> Brief: When a picture appears among the records, leave it out, and copy all else exactly.

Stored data
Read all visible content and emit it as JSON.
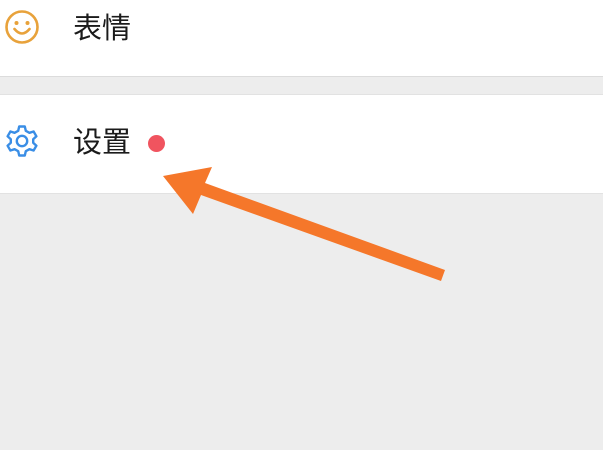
{
  "menu": {
    "items": [
      {
        "label": "表情",
        "icon": "smiley-icon",
        "icon_color": "#e8a23b"
      },
      {
        "label": "设置",
        "icon": "gear-icon",
        "icon_color": "#3a8ee6",
        "has_badge": true,
        "badge_color": "#f0545f"
      }
    ]
  },
  "annotation": {
    "arrow_color": "#f5772a",
    "points_to": "设置"
  },
  "colors": {
    "background": "#ededed",
    "row_background": "#ffffff",
    "text": "#1b1b1b"
  }
}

> Reply:
Read all visible content and emit it as JSON.
{
  "menu": {
    "items": [
      {
        "label": "表情",
        "icon": "smiley-icon",
        "icon_color": "#e8a23b"
      },
      {
        "label": "设置",
        "icon": "gear-icon",
        "icon_color": "#3a8ee6",
        "has_badge": true,
        "badge_color": "#f0545f"
      }
    ]
  },
  "annotation": {
    "arrow_color": "#f5772a",
    "points_to": "设置"
  },
  "colors": {
    "background": "#ededed",
    "row_background": "#ffffff",
    "text": "#1b1b1b"
  }
}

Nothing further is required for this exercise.